[Start of Attachment]

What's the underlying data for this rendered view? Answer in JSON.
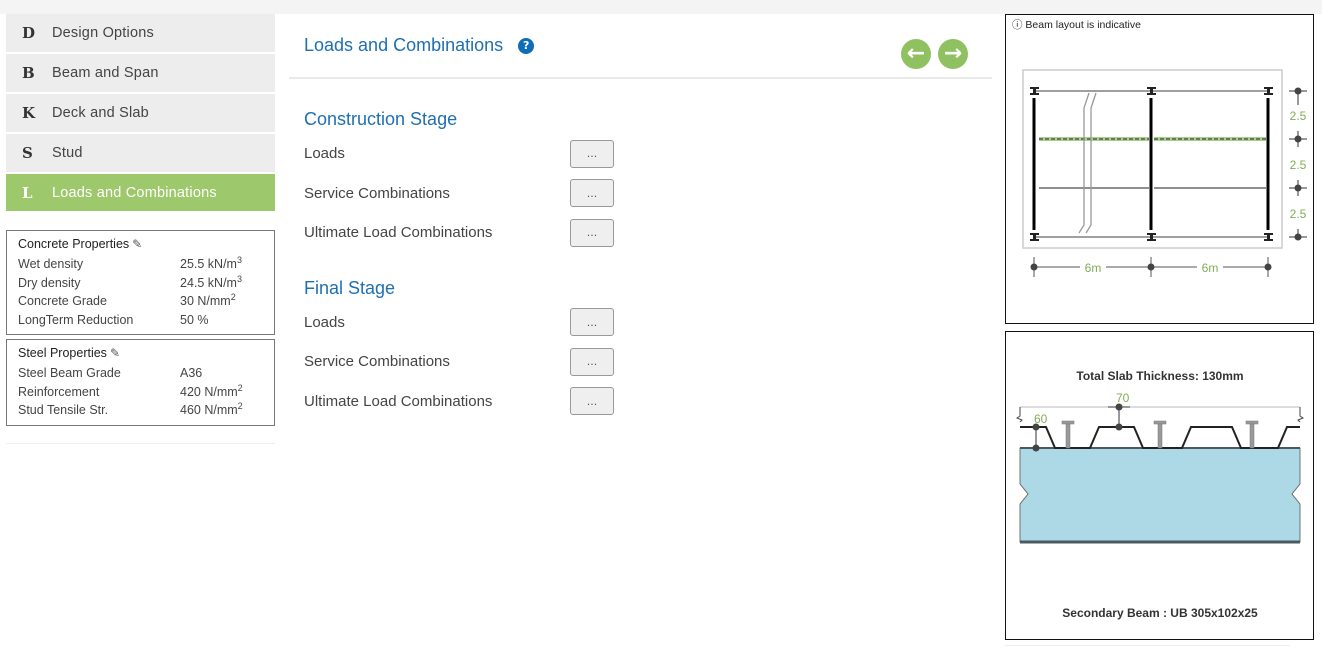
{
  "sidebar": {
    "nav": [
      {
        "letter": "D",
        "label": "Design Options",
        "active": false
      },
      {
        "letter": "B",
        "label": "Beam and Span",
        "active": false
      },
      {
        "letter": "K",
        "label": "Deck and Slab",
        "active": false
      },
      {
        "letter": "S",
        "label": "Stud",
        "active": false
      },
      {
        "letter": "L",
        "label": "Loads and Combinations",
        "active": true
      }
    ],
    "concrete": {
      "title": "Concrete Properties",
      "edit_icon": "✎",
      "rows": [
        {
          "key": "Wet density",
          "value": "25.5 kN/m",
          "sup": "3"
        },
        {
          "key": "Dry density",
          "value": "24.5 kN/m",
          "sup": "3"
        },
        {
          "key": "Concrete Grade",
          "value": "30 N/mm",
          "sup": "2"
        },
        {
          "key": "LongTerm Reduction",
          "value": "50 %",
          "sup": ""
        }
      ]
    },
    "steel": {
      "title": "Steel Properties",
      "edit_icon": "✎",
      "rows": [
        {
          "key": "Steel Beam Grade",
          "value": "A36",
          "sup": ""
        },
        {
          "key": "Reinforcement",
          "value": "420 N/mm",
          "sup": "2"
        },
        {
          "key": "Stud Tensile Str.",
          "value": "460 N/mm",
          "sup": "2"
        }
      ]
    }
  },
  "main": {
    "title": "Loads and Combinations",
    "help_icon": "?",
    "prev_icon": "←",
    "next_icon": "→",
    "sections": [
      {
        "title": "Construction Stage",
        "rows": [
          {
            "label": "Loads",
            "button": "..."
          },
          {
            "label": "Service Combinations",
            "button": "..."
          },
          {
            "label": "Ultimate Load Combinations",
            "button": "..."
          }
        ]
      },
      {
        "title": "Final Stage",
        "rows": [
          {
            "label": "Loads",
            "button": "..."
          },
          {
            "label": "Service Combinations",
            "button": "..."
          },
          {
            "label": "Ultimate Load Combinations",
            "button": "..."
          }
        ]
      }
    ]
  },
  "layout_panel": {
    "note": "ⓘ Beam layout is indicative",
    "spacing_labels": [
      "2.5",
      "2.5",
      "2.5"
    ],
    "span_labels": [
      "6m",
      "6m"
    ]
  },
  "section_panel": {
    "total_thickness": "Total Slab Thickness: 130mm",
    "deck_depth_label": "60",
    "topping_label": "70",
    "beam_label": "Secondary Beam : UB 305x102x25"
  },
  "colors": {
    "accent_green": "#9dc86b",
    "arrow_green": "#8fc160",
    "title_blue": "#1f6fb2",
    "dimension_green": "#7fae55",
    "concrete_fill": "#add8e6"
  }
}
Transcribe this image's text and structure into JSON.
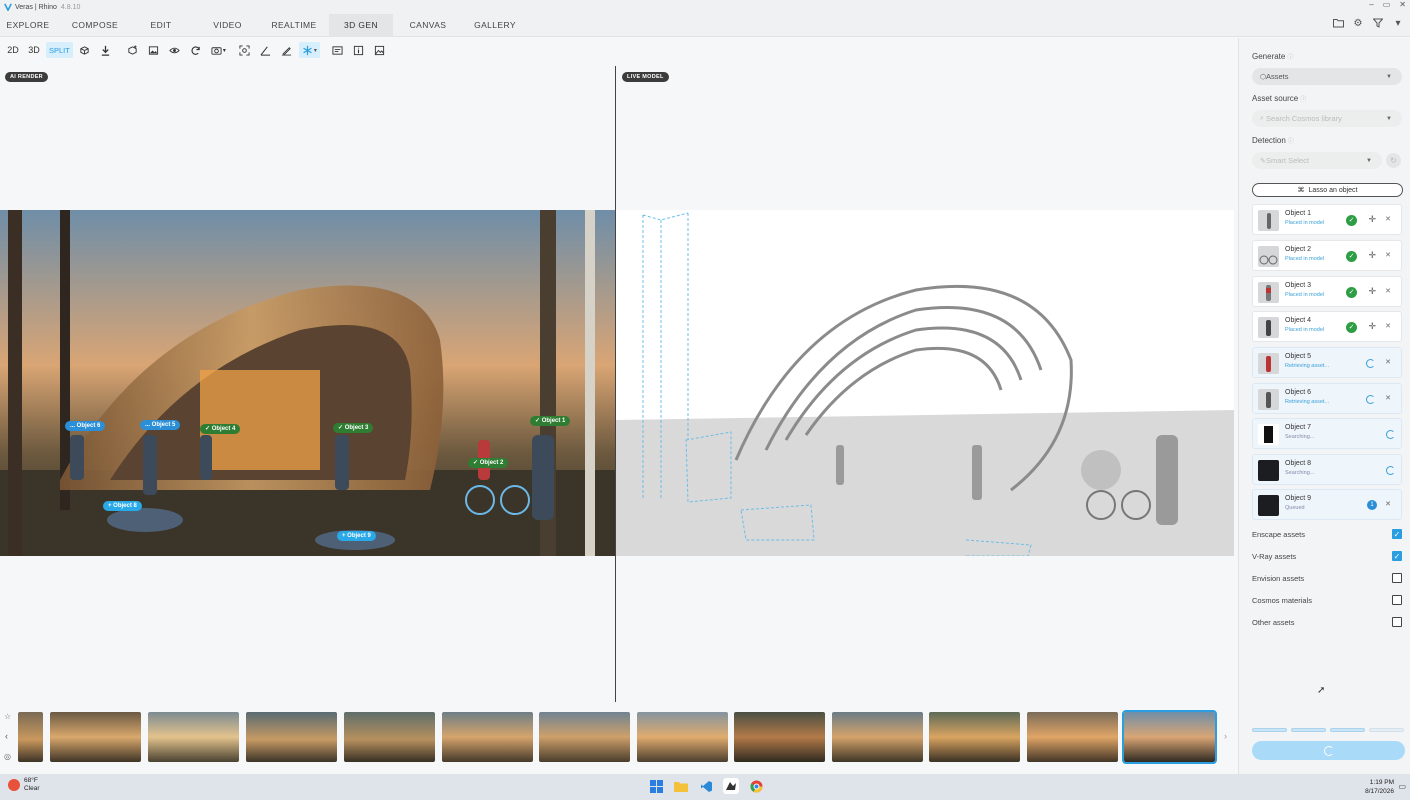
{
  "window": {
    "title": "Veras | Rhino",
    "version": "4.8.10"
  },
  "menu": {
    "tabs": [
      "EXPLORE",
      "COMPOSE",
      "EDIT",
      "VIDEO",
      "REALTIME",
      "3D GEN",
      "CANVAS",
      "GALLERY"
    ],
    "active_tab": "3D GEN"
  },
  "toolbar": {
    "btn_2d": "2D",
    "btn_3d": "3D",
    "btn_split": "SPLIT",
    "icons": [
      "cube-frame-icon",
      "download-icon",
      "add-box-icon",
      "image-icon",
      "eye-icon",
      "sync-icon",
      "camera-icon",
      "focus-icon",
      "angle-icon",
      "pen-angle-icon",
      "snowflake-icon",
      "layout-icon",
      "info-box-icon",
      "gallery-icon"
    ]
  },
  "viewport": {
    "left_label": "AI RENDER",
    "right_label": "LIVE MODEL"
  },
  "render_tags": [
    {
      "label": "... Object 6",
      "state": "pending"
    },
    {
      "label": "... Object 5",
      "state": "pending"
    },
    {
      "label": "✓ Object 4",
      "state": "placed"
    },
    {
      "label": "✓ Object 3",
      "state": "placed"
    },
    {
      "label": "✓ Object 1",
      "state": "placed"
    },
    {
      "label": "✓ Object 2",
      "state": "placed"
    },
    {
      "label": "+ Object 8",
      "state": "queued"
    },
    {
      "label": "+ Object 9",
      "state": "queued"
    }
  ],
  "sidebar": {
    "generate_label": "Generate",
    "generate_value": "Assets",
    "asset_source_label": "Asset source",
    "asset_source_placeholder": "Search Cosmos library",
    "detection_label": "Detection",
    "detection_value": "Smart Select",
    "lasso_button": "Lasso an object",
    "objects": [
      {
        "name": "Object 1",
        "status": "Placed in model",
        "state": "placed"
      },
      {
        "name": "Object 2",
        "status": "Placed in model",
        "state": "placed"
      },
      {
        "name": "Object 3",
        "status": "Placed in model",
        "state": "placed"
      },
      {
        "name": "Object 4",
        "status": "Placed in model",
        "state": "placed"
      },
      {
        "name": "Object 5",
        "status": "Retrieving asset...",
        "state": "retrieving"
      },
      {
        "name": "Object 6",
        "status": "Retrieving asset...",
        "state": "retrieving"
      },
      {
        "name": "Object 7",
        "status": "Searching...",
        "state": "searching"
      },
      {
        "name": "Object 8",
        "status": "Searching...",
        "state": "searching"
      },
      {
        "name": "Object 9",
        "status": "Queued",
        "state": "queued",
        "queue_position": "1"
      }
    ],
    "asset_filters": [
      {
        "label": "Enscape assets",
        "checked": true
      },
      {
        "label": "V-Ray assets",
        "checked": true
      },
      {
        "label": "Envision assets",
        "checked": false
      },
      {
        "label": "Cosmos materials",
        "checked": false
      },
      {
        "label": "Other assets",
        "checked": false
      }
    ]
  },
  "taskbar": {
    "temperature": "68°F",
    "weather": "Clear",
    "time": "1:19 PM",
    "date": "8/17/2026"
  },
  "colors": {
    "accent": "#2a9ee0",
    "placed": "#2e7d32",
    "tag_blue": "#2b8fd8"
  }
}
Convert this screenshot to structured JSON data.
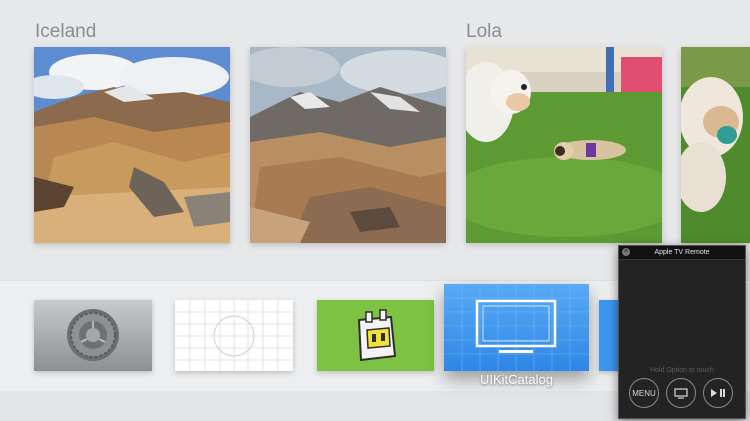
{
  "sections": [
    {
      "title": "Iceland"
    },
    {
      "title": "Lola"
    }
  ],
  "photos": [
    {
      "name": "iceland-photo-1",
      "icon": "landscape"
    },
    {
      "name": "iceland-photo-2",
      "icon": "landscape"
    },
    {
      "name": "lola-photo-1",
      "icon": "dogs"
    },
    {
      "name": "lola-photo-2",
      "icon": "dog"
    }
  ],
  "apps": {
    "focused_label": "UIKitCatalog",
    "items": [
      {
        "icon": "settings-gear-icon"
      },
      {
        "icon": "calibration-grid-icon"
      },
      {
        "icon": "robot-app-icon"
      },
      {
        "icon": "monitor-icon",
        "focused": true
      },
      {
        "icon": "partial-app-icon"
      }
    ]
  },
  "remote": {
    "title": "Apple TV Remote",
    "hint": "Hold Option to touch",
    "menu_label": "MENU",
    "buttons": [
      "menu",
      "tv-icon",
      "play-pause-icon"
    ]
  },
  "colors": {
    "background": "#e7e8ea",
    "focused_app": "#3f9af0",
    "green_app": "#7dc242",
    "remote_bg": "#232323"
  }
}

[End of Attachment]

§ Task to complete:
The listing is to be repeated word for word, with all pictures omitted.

§ Task result:
What's the underlying data for this rendered view? Answer in JSON.
{
  "sidebar": {
    "nav": [
      {
        "letter": "D",
        "label": "Design Options",
        "active": false
      },
      {
        "letter": "B",
        "label": "Beam and Span",
        "active": false
      },
      {
        "letter": "K",
        "label": "Deck and Slab",
        "active": false
      },
      {
        "letter": "S",
        "label": "Stud",
        "active": false
      },
      {
        "letter": "L",
        "label": "Loads and Combinations",
        "active": true
      }
    ],
    "concrete": {
      "title": "Concrete Properties",
      "edit_icon": "✎",
      "rows": [
        {
          "key": "Wet density",
          "value": "25.5 kN/m",
          "sup": "3"
        },
        {
          "key": "Dry density",
          "value": "24.5 kN/m",
          "sup": "3"
        },
        {
          "key": "Concrete Grade",
          "value": "30 N/mm",
          "sup": "2"
        },
        {
          "key": "LongTerm Reduction",
          "value": "50 %",
          "sup": ""
        }
      ]
    },
    "steel": {
      "title": "Steel Properties",
      "edit_icon": "✎",
      "rows": [
        {
          "key": "Steel Beam Grade",
          "value": "A36",
          "sup": ""
        },
        {
          "key": "Reinforcement",
          "value": "420 N/mm",
          "sup": "2"
        },
        {
          "key": "Stud Tensile Str.",
          "value": "460 N/mm",
          "sup": "2"
        }
      ]
    }
  },
  "main": {
    "title": "Loads and Combinations",
    "help_icon": "?",
    "prev_icon": "←",
    "next_icon": "→",
    "sections": [
      {
        "title": "Construction Stage",
        "rows": [
          {
            "label": "Loads",
            "button": "..."
          },
          {
            "label": "Service Combinations",
            "button": "..."
          },
          {
            "label": "Ultimate Load Combinations",
            "button": "..."
          }
        ]
      },
      {
        "title": "Final Stage",
        "rows": [
          {
            "label": "Loads",
            "button": "..."
          },
          {
            "label": "Service Combinations",
            "button": "..."
          },
          {
            "label": "Ultimate Load Combinations",
            "button": "..."
          }
        ]
      }
    ]
  },
  "layout_panel": {
    "note": "ⓘ Beam layout is indicative",
    "spacing_labels": [
      "2.5",
      "2.5",
      "2.5"
    ],
    "span_labels": [
      "6m",
      "6m"
    ]
  },
  "section_panel": {
    "total_thickness": "Total Slab Thickness: 130mm",
    "deck_depth_label": "60",
    "topping_label": "70",
    "beam_label": "Secondary Beam : UB 305x102x25"
  },
  "colors": {
    "accent_green": "#9dc86b",
    "arrow_green": "#8fc160",
    "title_blue": "#1f6fb2",
    "dimension_green": "#7fae55",
    "concrete_fill": "#add8e6"
  }
}
Transcribe this image's text and structure into JSON.
{
  "window": {
    "title": "Veras | Rhino",
    "version": "4.8.10"
  },
  "menu": {
    "tabs": [
      "EXPLORE",
      "COMPOSE",
      "EDIT",
      "VIDEO",
      "REALTIME",
      "3D GEN",
      "CANVAS",
      "GALLERY"
    ],
    "active_tab": "3D GEN"
  },
  "toolbar": {
    "btn_2d": "2D",
    "btn_3d": "3D",
    "btn_split": "SPLIT",
    "icons": [
      "cube-frame-icon",
      "download-icon",
      "add-box-icon",
      "image-icon",
      "eye-icon",
      "sync-icon",
      "camera-icon",
      "focus-icon",
      "angle-icon",
      "pen-angle-icon",
      "snowflake-icon",
      "layout-icon",
      "info-box-icon",
      "gallery-icon"
    ]
  },
  "viewport": {
    "left_label": "AI RENDER",
    "right_label": "LIVE MODEL"
  },
  "render_tags": [
    {
      "label": "... Object 6",
      "state": "pending"
    },
    {
      "label": "... Object 5",
      "state": "pending"
    },
    {
      "label": "✓ Object 4",
      "state": "placed"
    },
    {
      "label": "✓ Object 3",
      "state": "placed"
    },
    {
      "label": "✓ Object 1",
      "state": "placed"
    },
    {
      "label": "✓ Object 2",
      "state": "placed"
    },
    {
      "label": "+ Object 8",
      "state": "queued"
    },
    {
      "label": "+ Object 9",
      "state": "queued"
    }
  ],
  "sidebar": {
    "generate_label": "Generate",
    "generate_value": "Assets",
    "asset_source_label": "Asset source",
    "asset_source_placeholder": "Search Cosmos library",
    "detection_label": "Detection",
    "detection_value": "Smart Select",
    "lasso_button": "Lasso an object",
    "objects": [
      {
        "name": "Object 1",
        "status": "Placed in model",
        "state": "placed"
      },
      {
        "name": "Object 2",
        "status": "Placed in model",
        "state": "placed"
      },
      {
        "name": "Object 3",
        "status": "Placed in model",
        "state": "placed"
      },
      {
        "name": "Object 4",
        "status": "Placed in model",
        "state": "placed"
      },
      {
        "name": "Object 5",
        "status": "Retrieving asset...",
        "state": "retrieving"
      },
      {
        "name": "Object 6",
        "status": "Retrieving asset...",
        "state": "retrieving"
      },
      {
        "name": "Object 7",
        "status": "Searching...",
        "state": "searching"
      },
      {
        "name": "Object 8",
        "status": "Searching...",
        "state": "searching"
      },
      {
        "name": "Object 9",
        "status": "Queued",
        "state": "queued",
        "queue_position": "1"
      }
    ],
    "asset_filters": [
      {
        "label": "Enscape assets",
        "checked": true
      },
      {
        "label": "V-Ray assets",
        "checked": true
      },
      {
        "label": "Envision assets",
        "checked": false
      },
      {
        "label": "Cosmos materials",
        "checked": false
      },
      {
        "label": "Other assets",
        "checked": false
      }
    ]
  },
  "taskbar": {
    "temperature": "68°F",
    "weather": "Clear",
    "time": "1:19 PM",
    "date": "8/17/2026"
  },
  "colors": {
    "accent": "#2a9ee0",
    "placed": "#2e7d32",
    "tag_blue": "#2b8fd8"
  }
}
Convert this screenshot to structured JSON data.
{
  "sections": [
    {
      "title": "Iceland"
    },
    {
      "title": "Lola"
    }
  ],
  "photos": [
    {
      "name": "iceland-photo-1",
      "icon": "landscape"
    },
    {
      "name": "iceland-photo-2",
      "icon": "landscape"
    },
    {
      "name": "lola-photo-1",
      "icon": "dogs"
    },
    {
      "name": "lola-photo-2",
      "icon": "dog"
    }
  ],
  "apps": {
    "focused_label": "UIKitCatalog",
    "items": [
      {
        "icon": "settings-gear-icon"
      },
      {
        "icon": "calibration-grid-icon"
      },
      {
        "icon": "robot-app-icon"
      },
      {
        "icon": "monitor-icon",
        "focused": true
      },
      {
        "icon": "partial-app-icon"
      }
    ]
  },
  "remote": {
    "title": "Apple TV Remote",
    "hint": "Hold Option to touch",
    "menu_label": "MENU",
    "buttons": [
      "menu",
      "tv-icon",
      "play-pause-icon"
    ]
  },
  "colors": {
    "background": "#e7e8ea",
    "focused_app": "#3f9af0",
    "green_app": "#7dc242",
    "remote_bg": "#232323"
  }
}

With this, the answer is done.